Netflix, Inc. (NASDAQ:NFLX) has been in a downward spiral since its 2011 all-time high of almost $300 a share. A recent upswing, which has helped push the stock up 60% over the last three months, comes from activist investor Carl Icahn. Icahn announced a 10% stake in the video streaming company a few months ago, and investors have been expecting a range of bullish scenarios since. Most are now hoping for more efficient operations or a possible sale of the company to a synergistic buyer, such as Amazon or Microsoft. Billionaire Eddie Lampert also followed Icahn’s lead by adding Netflix to his portfolio during 3Q (check out Eddie Lampert’s latest picks).
The concerns for the company, besides increased competition, are continued losses in international markets. Pressured earnings continue to be a result of high expansion costs, which are mostly related to marketing and content acquisition. Now, new streaming content should be a long-term positive for Netflix, as it continues to push its churn rate down, while also attracting new subscribers. Netflix moved into Canada in 2010 and pushed its total footprint in Latin America to over forty countries, with recent expansion including Norway, Denmark, Finland and Sweden.
Netflix’s recent quarterly results showed that its subscriber base was up dramatically. As of 3Q, Netflix boasted 31.8 million unique subscribers, up from 25 million year over year. International subscriber addition also continued, up to 4.3 million from 1.5 million one year earlier – nearly threefold. The video streaming company was able to boost its paid-to-total subscriber base from 67% in 3Q 2011 to 86% last quarter in the international segment. We believe that international operations will continue to be a drain on earnings in the interim, but this will be the driving force behind Netflix’s 20%+ long-term EPS growth rate, which is expected by the majority of sell-side analysts.

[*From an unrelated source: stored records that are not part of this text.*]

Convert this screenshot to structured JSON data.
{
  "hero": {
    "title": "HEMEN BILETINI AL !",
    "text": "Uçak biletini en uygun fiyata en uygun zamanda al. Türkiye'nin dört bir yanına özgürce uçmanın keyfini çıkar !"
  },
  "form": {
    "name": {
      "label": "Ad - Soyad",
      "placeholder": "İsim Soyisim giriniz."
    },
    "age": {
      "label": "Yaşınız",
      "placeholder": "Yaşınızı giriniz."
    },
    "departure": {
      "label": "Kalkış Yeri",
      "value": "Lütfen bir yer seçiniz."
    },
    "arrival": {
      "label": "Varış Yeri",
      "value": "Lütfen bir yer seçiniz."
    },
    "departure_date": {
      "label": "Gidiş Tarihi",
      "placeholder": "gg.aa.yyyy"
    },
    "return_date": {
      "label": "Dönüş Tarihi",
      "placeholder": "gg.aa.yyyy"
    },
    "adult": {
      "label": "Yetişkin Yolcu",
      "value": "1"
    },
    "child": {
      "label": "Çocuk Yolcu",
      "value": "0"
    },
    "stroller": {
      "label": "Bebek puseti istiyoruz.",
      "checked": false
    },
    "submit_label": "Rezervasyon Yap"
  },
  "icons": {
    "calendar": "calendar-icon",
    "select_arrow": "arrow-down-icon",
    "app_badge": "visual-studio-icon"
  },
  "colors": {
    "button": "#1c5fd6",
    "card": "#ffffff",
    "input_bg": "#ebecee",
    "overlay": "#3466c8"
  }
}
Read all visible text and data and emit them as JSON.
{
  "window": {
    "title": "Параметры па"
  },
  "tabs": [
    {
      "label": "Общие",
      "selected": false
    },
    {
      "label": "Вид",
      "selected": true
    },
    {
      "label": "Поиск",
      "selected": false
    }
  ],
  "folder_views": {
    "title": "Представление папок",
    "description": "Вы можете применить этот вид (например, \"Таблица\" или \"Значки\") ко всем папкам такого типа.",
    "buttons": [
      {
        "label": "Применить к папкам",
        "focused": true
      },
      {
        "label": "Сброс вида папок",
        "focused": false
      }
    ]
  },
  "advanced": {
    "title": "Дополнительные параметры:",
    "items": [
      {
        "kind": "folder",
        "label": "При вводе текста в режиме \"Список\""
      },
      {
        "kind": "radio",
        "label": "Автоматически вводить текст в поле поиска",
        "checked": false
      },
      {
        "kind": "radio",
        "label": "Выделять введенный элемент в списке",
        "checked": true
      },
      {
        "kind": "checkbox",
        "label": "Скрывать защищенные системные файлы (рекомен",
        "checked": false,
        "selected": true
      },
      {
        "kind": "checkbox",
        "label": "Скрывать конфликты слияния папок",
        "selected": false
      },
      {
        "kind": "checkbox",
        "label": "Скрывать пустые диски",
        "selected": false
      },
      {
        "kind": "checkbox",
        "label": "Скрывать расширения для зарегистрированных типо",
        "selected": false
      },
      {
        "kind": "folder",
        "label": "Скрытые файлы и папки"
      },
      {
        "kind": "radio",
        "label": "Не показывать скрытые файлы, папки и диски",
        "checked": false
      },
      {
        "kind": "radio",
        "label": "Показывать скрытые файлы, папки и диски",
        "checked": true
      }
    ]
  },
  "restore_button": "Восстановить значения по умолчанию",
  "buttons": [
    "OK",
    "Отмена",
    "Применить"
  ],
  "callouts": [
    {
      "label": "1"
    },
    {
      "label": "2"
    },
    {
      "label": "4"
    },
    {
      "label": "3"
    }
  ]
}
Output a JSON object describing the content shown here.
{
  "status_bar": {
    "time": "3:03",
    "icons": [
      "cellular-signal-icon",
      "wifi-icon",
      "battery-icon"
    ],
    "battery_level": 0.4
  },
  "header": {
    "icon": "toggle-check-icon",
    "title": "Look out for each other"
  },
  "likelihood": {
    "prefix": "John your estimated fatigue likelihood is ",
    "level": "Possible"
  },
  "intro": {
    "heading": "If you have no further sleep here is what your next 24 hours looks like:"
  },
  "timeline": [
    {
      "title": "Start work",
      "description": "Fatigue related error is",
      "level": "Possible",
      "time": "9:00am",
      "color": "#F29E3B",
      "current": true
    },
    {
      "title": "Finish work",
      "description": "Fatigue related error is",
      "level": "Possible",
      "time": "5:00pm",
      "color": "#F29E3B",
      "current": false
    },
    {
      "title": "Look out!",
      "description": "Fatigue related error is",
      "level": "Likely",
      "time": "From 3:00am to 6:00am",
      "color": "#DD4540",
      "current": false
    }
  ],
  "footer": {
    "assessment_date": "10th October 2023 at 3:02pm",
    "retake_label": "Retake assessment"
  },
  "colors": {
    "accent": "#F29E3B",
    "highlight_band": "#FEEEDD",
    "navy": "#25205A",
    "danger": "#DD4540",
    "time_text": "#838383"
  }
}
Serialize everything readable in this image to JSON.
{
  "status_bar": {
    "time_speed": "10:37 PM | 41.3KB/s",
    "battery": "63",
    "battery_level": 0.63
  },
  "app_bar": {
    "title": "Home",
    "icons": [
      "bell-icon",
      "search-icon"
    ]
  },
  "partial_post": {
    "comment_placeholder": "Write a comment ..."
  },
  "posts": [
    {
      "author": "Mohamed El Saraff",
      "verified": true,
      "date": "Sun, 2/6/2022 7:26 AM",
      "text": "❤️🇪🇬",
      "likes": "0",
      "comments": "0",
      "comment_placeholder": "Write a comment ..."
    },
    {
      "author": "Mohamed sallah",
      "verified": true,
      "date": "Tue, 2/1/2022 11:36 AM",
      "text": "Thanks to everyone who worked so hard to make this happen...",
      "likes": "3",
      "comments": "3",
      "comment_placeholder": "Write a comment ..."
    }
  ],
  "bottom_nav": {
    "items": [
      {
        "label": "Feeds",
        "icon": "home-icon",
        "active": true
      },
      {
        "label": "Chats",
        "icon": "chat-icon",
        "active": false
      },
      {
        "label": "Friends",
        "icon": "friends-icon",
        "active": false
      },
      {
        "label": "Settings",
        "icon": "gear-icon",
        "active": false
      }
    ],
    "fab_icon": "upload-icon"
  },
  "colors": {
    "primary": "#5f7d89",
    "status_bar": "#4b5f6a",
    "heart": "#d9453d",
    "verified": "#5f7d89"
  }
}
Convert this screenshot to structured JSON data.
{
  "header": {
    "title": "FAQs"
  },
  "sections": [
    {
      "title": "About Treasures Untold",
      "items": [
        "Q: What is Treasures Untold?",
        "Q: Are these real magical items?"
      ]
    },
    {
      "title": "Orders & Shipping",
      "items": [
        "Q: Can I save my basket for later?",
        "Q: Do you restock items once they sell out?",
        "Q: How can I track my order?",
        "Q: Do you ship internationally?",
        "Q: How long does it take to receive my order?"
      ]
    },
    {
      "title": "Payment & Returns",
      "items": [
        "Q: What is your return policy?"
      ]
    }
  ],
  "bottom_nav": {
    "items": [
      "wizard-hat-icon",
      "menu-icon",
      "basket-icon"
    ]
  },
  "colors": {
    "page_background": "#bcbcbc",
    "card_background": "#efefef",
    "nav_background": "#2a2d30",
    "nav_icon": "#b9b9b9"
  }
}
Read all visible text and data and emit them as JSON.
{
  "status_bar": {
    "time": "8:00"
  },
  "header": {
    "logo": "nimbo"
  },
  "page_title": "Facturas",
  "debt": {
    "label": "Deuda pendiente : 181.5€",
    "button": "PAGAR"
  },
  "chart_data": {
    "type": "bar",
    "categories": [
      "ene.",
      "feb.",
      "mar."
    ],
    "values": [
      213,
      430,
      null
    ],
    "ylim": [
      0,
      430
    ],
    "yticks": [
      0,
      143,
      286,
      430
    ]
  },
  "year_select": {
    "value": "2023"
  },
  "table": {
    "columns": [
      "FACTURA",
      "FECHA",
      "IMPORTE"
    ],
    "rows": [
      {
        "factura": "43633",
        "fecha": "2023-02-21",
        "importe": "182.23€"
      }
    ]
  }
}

The valuation on Netflix may also cause concern for some investors, trading with a forward P/E of 220x. Netflix trades at only 1.5x sales, though, compared to other high-growth tech stock Amazon (2.0x). The video streaming company also enjoys impressive margins, with a 70% gross margin, compared to Amazon’s 25%, and satellite companies like Dish Network and DirecTV, which are both near 40%. Assuming investors can overlook the interim uncertainty of Netflix’s cost structure due to its efforts overseas, Netflix should be afforded the luxury of trading in line with Amazon on a top line basis. Based on this fiscal year’s sales estimates, shares of NFLX should easily trade at $130 per share, far above its current stock price of $95.
Coinstar, Inc. (NASDAQ:CSTR) competes with Netflix through its RedBox segment. The retail service provider does trade on the cheap side at 10x forward earnings, and has solid growth potential with its possible expansion into online streaming. If executed effectively, this will be a key driver in helping Coinstar meet its expected 5-year earnings growth rate of 17%. We do remain skeptical that Coinstar will be able to fend off rising stars – Hulu and Verizon’s streaming service – as easily as Netflix, though. Other investors appear to share similar sentiment, as Coinstar has a whopping 38% short interest. Although Coinstar does have its issues it still attracts billionaire investors, including Ken Griffin and Jim Simons (see Jim Simons’ top picks).